Jumping rope is an integral part of any boxing workout.
Visit any boxing club or gym and you will see athletes exercising in a similar manner, but with completely different workout goals. Cardio boxing and traditional boxing are both effective ways to get in shape, but while the former is designed strictly for fitness, dedication to the latter often means you plan to compete in the ring. Even if you don’t dream of being the next champion, a boxing workout provides a unique challenge.
Warmups for Everyone
Whether you take a cardio boxing class at the gym or are an amateur fighter preparing for your next bout, you’ll warm up for your workout in virtually the same way. Although specific warm-up drills vary by instructor, cardio boxing and boxing classes typically begin with a combination of jumping rope and calisthenics, which are ideal ways to warm up your body and build endurance. Many instructors also focus on up-tempo calisthenics, such as jumping jacks, mountain climbers, running on the spot and burpees.
Heavy Hitting Cardio
A cardio boxing class typically focuses on a vigorous workout full of movement, rather than a fine tuning of your boxing skills. Cardio boxing can include a combination of shadowboxing next to a mirror or with a partner, hitting the heavy bag and often has an aerobics class-like nature but with a focus on boxing. For example, a teacher might stand in front of her students much in the same manner as a step aerobics teacher, but lead the class through up-tempo footwork, movement and punches.
Working the Bag for Sport
Although part of the goal of a boxing workout is to keep you in shape, its main focus is developing your fundamentals for competition.

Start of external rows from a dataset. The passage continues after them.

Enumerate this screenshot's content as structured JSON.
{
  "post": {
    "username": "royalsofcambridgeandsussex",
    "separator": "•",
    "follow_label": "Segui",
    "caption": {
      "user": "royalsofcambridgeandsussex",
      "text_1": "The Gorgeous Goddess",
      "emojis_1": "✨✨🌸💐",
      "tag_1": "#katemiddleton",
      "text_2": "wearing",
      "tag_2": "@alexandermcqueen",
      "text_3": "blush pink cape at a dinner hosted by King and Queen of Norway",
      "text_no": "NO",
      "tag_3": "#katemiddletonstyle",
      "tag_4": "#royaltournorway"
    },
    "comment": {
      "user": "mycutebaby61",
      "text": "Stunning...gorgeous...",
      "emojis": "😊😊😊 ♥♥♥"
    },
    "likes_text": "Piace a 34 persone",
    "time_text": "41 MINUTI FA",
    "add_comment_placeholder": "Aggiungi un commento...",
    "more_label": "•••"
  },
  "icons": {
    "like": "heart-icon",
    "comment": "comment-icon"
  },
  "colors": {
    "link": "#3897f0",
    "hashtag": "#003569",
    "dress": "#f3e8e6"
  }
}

A boxing workout includes shadowboxing and bag work, but a trainer will closely evaluate your technique as you perform specific drills. Whereas a cardio boxing trainer often just emphasizes maintaining a quick tempo in your drills, a boxing instructor will stop your workout and provide teaching points. Other elements of a boxing workout include hitting the speed bag, focus pads and double-end bag, sport-specific strength training and plyometrics.
While a cardio boxing class member might cringe at the thought of sparring, boxers build up to this vitally important training exercise. Sparring isn’t a reckless free-for-all; it’s a precise way to hone your skills under the watchful eye of a trainer. Many sparring sessions are technical; fighters might only use their left hand or only throw jabs and crosses, for example. Fighters often spar at top speed but reduced power and, as a fight gets closer, the sparring session’s intensity will increase to simulate a real bout.
By : William McCoy, Demand Media